1. To start, have students read about the Civil Rights movement and go through the primary sources to learn about desegregation and court-ordered busing in Boston. Let them start making connections between big events nationally and how they affected the city (i.e: Brown vs. Board meant Boston had to take a look at their schools).
2. Have the students trace and cut out their feet to make the footsteps. National events can be one color or one size, and Boston events can be another.
3. Write the bigger national events out chronologically, and then trace the local events that transpired as a result.
4. On each “step,” have the students write the date, the event, and five facts about the event. They can work in pairs, groups, or alone to explain these events.
5. Once they have the events written, have them arrange them chronologically, using both the national and local events.
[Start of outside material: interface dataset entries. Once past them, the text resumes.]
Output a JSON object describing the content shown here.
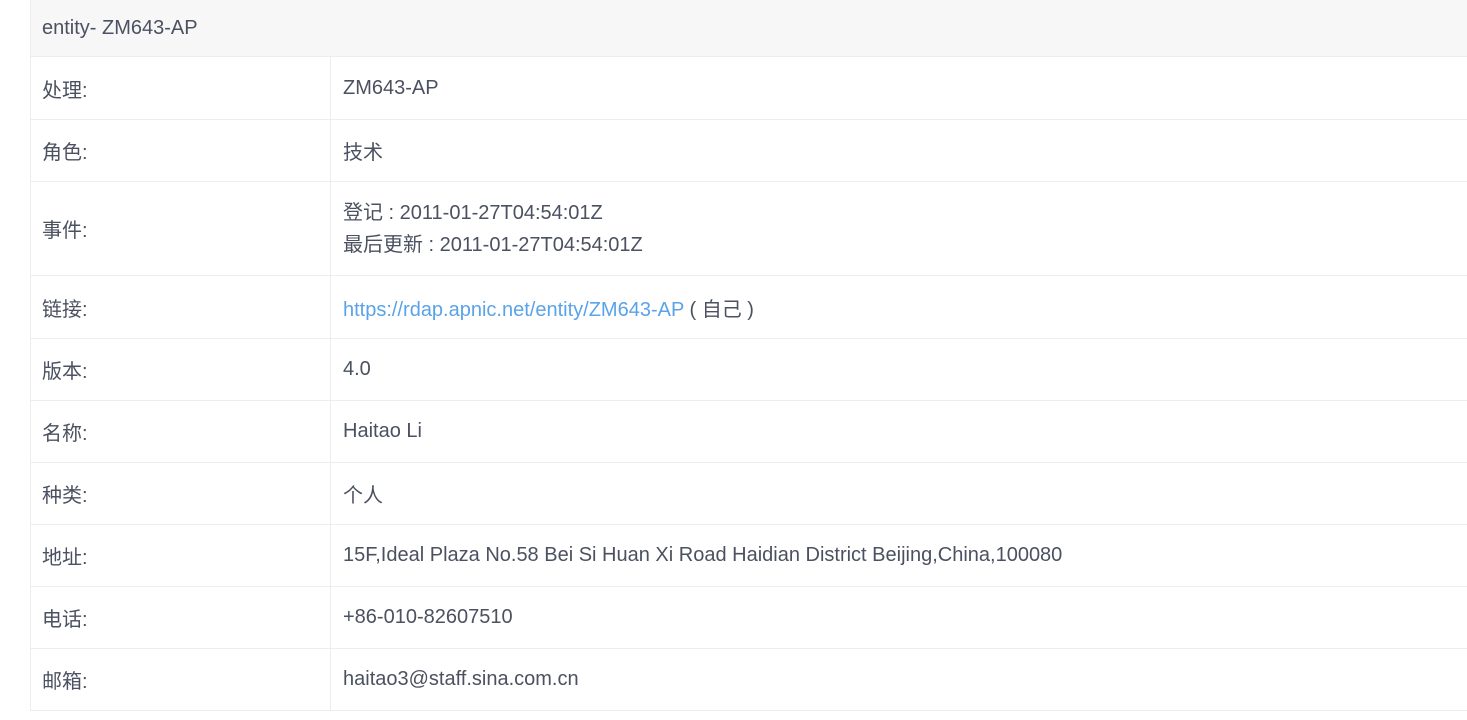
{
  "header": {
    "title": "entity- ZM643-AP"
  },
  "rows": {
    "handle": {
      "label": "处理:",
      "value": "ZM643-AP"
    },
    "roles": {
      "label": "角色:",
      "value": "技术"
    },
    "events": {
      "label": "事件:",
      "registration": "登记 : 2011-01-27T04:54:01Z",
      "last_changed": "最后更新 : 2011-01-27T04:54:01Z"
    },
    "links": {
      "label": "链接:",
      "url": "https://rdap.apnic.net/entity/ZM643-AP",
      "rel": "( 自己 )"
    },
    "version": {
      "label": "版本:",
      "value": "4.0"
    },
    "name": {
      "label": "名称:",
      "value": "Haitao Li"
    },
    "kind": {
      "label": "种类:",
      "value": "个人"
    },
    "address": {
      "label": "地址:",
      "value": "15F,Ideal Plaza No.58 Bei Si Huan Xi Road Haidian District Beijing,China,100080"
    },
    "phone": {
      "label": "电话:",
      "value": "+86-010-82607510"
    },
    "email": {
      "label": "邮箱:",
      "value": "haitao3@staff.sina.com.cn"
    }
  },
  "colors": {
    "text": "#4b5160",
    "link": "#5aa3e8",
    "header_bg": "#f7f7f8",
    "border": "#ebedf0"
  }
}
6. Have them tape the events down on the floor, or glue them to a roll of paper, and then have a discussion about cause and effect and the ways events influence one another.
Lesson adapted from: http://www.education.com/activity/article/steps-american-revolution/
- What do you consider to be the major moments of desegregation in Boston?
- How do these documents help to create a narrative about desegregation and court-ordered busing in Boston?
- How else might we account for major events? Do you need more documents to tell the whole story? Where would you begin looking for them?
- Are there major comparisons and contradictions between Boston and Little Rock? Based on the documents, do you think Little Rock influenced the decisions in Boston?
- How do the events that happened in Boston connect to the overall Civil Rights Movement?
Primary Source Set
Notice sent to Mayor John F. Collins: 0244001-103-004-001
Departmental Communication to Mayor Kevin H. White’s Office: 0245001-020-073-006
An Analysis of Students by Race by Grade: 0245001-020-075-001
An Act Providing for the Elimination of Racial Imbalance in the Public Schools: 0405004-001-005-002
Letter to Mayor Kevin White: 0245001-002-024-006
Because it is right – Educationally: 0405004-001-004-001
Departmental Communication to Mayor Kevin H. White’s Office: 0245001-020-071-004
Letter to Mayor Kevin White: 0245001-003-003-008